[Records for processing]:
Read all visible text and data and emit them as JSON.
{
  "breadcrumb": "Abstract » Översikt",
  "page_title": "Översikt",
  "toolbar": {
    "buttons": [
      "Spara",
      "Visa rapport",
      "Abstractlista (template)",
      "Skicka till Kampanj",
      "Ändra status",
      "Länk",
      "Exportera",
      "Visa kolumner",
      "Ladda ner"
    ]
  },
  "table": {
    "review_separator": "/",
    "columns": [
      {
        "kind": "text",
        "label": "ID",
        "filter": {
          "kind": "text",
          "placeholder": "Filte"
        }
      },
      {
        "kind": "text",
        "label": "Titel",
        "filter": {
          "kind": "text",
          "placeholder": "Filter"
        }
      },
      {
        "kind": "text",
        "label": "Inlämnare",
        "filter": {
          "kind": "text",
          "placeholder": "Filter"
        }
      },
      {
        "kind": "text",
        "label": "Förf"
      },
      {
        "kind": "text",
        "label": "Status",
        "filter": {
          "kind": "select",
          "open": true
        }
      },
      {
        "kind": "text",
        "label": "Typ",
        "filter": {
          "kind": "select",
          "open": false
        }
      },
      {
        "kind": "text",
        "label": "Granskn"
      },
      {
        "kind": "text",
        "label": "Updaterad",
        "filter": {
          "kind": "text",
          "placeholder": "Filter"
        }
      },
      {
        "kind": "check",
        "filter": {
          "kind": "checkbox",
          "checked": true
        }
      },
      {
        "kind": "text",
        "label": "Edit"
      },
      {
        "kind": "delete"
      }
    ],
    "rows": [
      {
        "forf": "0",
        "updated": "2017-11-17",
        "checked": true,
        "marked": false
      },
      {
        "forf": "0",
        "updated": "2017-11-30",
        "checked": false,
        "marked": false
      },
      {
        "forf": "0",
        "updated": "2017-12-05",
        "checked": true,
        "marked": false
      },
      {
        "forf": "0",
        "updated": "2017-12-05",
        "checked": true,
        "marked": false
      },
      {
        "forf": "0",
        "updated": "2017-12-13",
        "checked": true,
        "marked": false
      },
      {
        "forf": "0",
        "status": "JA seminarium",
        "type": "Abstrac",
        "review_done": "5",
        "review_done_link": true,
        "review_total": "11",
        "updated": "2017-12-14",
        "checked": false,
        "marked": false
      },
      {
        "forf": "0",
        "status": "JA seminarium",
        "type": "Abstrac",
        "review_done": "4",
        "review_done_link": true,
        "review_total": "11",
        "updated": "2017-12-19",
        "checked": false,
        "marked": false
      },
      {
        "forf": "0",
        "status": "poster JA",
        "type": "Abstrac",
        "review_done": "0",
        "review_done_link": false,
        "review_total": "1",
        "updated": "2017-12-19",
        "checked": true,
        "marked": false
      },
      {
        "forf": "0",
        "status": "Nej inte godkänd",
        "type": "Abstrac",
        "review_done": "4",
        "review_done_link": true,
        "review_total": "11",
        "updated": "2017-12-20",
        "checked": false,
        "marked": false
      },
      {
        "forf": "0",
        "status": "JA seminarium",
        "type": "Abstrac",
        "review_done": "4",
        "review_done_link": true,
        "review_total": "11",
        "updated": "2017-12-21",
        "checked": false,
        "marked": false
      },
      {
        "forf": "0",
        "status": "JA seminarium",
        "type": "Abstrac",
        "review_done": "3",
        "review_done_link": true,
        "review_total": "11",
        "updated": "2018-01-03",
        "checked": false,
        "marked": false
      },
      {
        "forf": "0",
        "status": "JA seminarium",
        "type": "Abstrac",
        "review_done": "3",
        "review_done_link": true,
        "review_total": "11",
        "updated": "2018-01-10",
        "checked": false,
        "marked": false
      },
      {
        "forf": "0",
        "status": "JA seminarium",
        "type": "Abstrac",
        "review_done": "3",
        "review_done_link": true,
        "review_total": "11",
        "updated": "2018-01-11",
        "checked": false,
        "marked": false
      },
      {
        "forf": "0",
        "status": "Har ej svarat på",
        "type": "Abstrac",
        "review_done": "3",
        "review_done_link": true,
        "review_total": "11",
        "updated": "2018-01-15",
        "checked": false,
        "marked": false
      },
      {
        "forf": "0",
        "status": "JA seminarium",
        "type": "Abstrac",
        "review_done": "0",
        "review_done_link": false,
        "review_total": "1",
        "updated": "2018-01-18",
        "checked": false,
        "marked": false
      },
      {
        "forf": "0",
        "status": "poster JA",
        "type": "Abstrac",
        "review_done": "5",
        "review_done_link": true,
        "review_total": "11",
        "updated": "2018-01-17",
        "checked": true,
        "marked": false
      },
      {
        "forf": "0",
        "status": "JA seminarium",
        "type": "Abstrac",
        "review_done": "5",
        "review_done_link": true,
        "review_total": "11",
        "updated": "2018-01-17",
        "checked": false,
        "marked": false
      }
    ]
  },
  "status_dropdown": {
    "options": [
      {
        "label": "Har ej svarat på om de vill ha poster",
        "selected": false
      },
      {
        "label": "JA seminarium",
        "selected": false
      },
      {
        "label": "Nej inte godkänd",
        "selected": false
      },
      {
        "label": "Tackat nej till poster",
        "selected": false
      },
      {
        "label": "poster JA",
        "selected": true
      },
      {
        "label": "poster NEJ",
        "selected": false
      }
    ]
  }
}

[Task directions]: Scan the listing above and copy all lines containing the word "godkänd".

[Completed task]:
        "status": "Nej inte godkänd",
        "label": "Nej inte godkänd",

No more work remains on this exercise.